Remember that week-long vacation I mentioned?
Done. One week in Belize with a side trip to Guatamala.
My friend and I stayed in jungle lodges and guesthouses, forded streams on foot, took a day-long caving trip, bathed in rainwater, followed residents on impromptu hikes to unknown destinations, and hopped on boats with locals. On many occasions, we felt glad our mothers didn't know what we were up to. (Sorry, Mom! But hey: I came back alive!)
I highly recommend pushing your boundaries with travel. (Don't get me wrong: I love taking time to relax and rejuvenate, too.) We learned a lot about ourselves and the places we visited.
And we learned that many Belizean locals aren't natives.
We met people from El Salvador and Guatemala who'd relocated to Belize for job opportunities and a better economy. (Interesting aside: In Belize, they have the same immigration debates we have in the States.)
And we met people from first-world countries—England, the United States, France, Canada—who'd chucked it all and moved to Belize. One couple hadn't even visited the country before relocating from England with two dogs. They purchased property in the Cayo District, fixed it up, and decided to invite tourists. Another couple visited Caye Caulker from Indiana and decided to move there to start a yoga retreat. (By the way, a hotel rooftop watching the sun set on the Caribbean Sea is the perfect place to do yoga.)
I don't know what the lives of these two couples were like before they moved to Belize. But other first-world relocaters we met had run to Belize to escape the stress of their previous lives.
Do people need to toss it all to escape the rat race?
Although it's possible to change one or three things and shift focus to decelerate and shake off pressure, a person has cultivated his current life—house, work, business and social networks, hobbies—in his most recent framework. Everyone expects a certain demeanor or activity from him. His environment encourages old habits.
It's easier to overhaul than adjust.
In many cases, addicts, criminals, and people who have lost weight relapse due to environmental factors.
People can drop pounds, addictions, and criminal activity in health spas, detox facilities, and prisons. When deemed "rehabilitated" or "set on a good path," they return to places where their friends use drugs, eat copious fast foods, and undertake illegal activities and where their routines remind them of an awesome high, the criminal thrill, and a prework stop at McDonalds for an Egg McMuffin.

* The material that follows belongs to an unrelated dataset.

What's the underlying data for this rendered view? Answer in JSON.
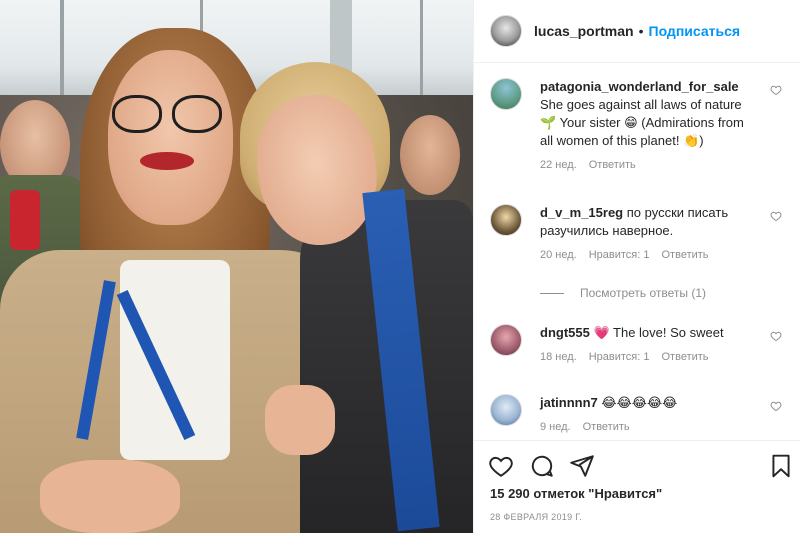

Familiar environments encourage familiar lifestyles.
The rat race not a "bad habit" for everyone. Yet some people want to get off the track. So is there a way to step out of the rat race without jumping into an entirely new world? I'm not sure.
What do you think?
(And before you worry: I'm in no way needing to escape the rat race. I'm happy just where I am!)